WORK TO COMPLETE. Among the lines below, which ones contain the word "object"? Copy every such line.

------------------------

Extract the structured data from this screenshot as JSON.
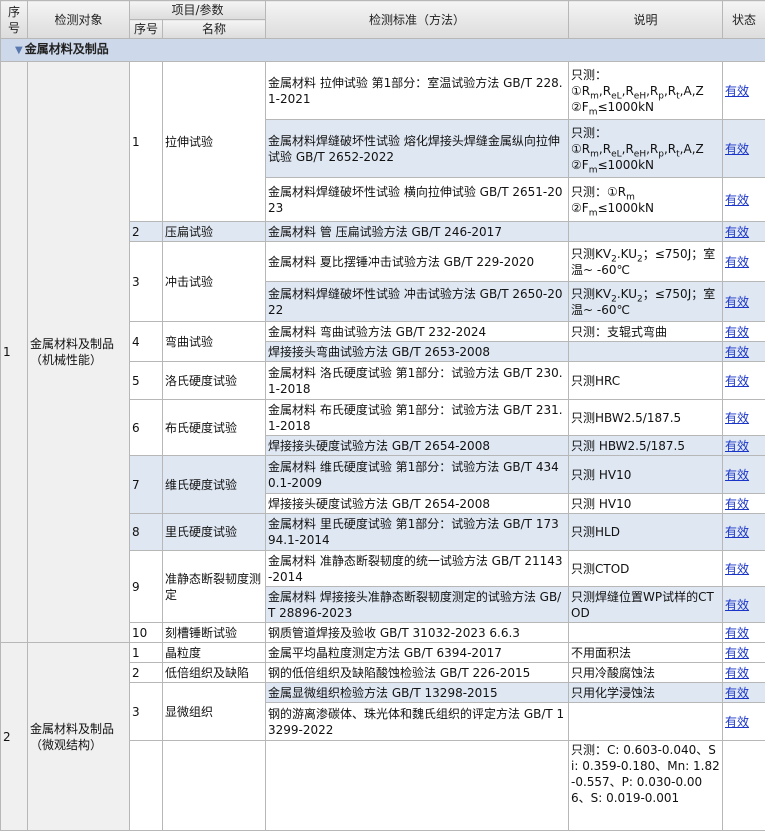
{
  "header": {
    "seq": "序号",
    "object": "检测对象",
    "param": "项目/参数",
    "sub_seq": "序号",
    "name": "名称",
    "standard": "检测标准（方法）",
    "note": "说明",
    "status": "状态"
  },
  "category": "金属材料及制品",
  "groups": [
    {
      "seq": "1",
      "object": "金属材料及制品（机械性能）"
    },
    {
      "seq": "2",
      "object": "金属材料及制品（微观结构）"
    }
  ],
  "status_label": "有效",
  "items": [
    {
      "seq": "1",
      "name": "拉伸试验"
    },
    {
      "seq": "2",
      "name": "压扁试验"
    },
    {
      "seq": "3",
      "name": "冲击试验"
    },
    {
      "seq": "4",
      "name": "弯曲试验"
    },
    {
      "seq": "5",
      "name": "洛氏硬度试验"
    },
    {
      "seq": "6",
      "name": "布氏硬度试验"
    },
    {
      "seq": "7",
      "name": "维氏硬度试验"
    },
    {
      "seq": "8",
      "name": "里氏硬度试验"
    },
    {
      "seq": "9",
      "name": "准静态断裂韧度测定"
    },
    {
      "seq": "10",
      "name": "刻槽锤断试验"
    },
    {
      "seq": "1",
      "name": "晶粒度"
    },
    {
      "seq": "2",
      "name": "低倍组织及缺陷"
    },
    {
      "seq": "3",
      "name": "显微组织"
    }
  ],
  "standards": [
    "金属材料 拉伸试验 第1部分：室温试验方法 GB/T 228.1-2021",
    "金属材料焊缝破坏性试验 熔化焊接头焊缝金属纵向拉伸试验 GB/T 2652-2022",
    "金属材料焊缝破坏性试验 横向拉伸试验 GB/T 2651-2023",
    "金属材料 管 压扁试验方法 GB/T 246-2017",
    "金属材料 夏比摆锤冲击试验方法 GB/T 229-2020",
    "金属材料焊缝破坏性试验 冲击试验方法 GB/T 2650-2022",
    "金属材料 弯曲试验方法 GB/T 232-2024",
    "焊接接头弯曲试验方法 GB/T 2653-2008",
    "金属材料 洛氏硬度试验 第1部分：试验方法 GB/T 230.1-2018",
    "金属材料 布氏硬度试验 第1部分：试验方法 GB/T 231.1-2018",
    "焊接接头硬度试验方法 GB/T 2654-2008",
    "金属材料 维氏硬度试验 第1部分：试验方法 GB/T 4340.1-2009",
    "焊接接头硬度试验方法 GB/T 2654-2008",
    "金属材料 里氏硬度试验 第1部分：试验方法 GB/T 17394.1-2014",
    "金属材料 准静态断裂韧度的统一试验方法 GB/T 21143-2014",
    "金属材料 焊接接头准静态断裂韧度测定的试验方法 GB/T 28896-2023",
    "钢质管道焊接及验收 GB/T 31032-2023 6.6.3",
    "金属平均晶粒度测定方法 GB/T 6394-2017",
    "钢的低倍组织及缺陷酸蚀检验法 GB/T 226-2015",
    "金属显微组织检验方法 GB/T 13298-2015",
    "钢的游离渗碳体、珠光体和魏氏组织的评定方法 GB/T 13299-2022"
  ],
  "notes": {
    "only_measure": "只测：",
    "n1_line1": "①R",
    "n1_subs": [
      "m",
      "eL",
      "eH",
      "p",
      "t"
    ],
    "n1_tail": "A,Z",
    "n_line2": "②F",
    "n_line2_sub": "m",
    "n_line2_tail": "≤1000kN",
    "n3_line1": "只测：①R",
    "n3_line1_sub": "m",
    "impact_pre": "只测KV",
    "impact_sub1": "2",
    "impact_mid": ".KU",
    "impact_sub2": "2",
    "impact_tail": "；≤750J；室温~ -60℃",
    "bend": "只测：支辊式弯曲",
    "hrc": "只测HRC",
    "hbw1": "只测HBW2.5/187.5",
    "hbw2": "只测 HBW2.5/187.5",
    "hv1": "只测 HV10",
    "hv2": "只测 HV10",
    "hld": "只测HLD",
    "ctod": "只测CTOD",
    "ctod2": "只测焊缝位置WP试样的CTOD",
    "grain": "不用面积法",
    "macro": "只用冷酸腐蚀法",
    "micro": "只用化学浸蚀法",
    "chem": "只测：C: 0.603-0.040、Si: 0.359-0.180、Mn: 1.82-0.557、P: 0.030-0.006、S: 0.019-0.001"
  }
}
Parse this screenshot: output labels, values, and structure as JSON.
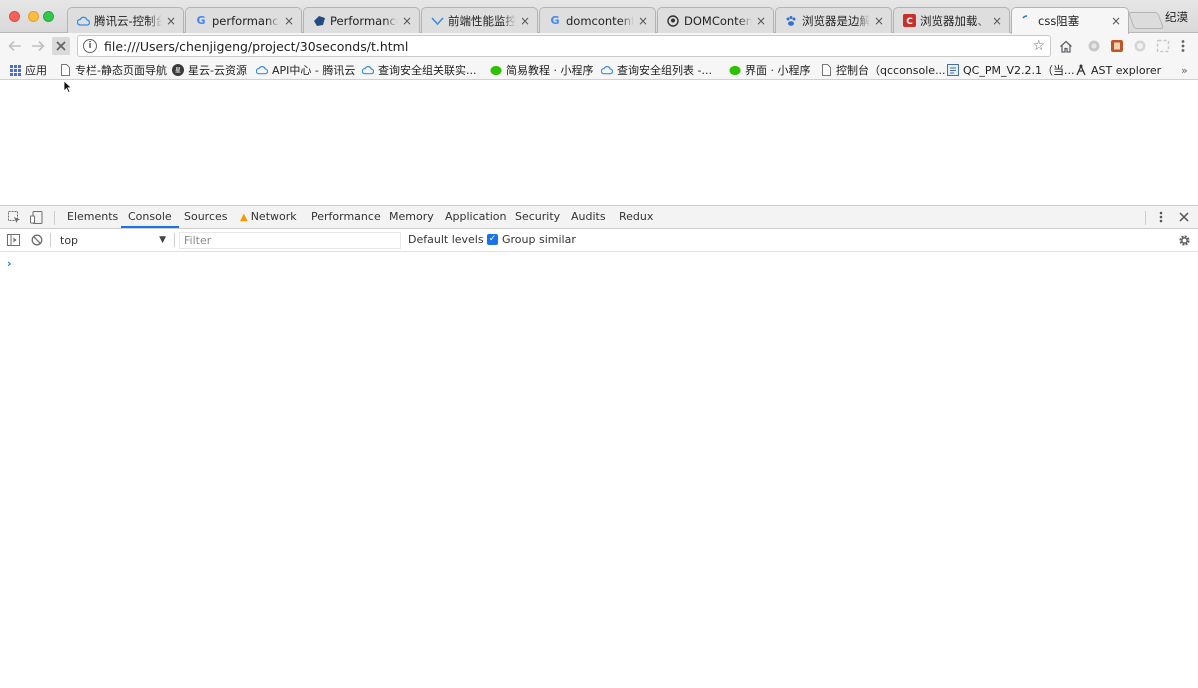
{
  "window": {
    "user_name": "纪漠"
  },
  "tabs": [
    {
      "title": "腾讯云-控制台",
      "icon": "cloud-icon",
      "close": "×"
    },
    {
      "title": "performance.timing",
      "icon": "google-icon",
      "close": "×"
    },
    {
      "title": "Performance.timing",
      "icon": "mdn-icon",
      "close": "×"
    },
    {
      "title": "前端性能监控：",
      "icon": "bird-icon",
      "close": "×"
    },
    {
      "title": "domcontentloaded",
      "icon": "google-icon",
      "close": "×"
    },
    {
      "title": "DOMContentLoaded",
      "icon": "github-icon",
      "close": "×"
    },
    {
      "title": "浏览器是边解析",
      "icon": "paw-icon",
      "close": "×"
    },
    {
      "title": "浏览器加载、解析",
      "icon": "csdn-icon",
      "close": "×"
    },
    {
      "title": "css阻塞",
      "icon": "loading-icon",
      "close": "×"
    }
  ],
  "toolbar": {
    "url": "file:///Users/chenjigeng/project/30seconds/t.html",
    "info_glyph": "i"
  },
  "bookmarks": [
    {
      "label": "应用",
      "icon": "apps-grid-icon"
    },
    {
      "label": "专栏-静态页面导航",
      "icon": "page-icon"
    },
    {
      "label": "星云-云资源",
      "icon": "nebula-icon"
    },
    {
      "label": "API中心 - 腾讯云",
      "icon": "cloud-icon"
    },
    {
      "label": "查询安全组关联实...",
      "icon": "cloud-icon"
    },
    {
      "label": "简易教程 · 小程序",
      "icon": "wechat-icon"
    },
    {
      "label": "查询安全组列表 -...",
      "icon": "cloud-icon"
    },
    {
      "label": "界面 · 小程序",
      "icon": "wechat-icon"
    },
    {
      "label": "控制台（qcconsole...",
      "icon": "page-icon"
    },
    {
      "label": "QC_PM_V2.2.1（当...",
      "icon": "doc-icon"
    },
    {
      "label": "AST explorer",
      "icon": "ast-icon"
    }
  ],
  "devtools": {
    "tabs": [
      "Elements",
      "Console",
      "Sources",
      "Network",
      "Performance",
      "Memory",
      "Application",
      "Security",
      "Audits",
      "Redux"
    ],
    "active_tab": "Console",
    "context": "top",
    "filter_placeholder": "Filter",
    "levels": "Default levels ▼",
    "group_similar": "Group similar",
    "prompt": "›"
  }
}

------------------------

FINISHED TASK.
    "object": "检测对象",
      "object": "金属材料及制品（机械性能）"
      "object": "金属材料及制品（微观结构）"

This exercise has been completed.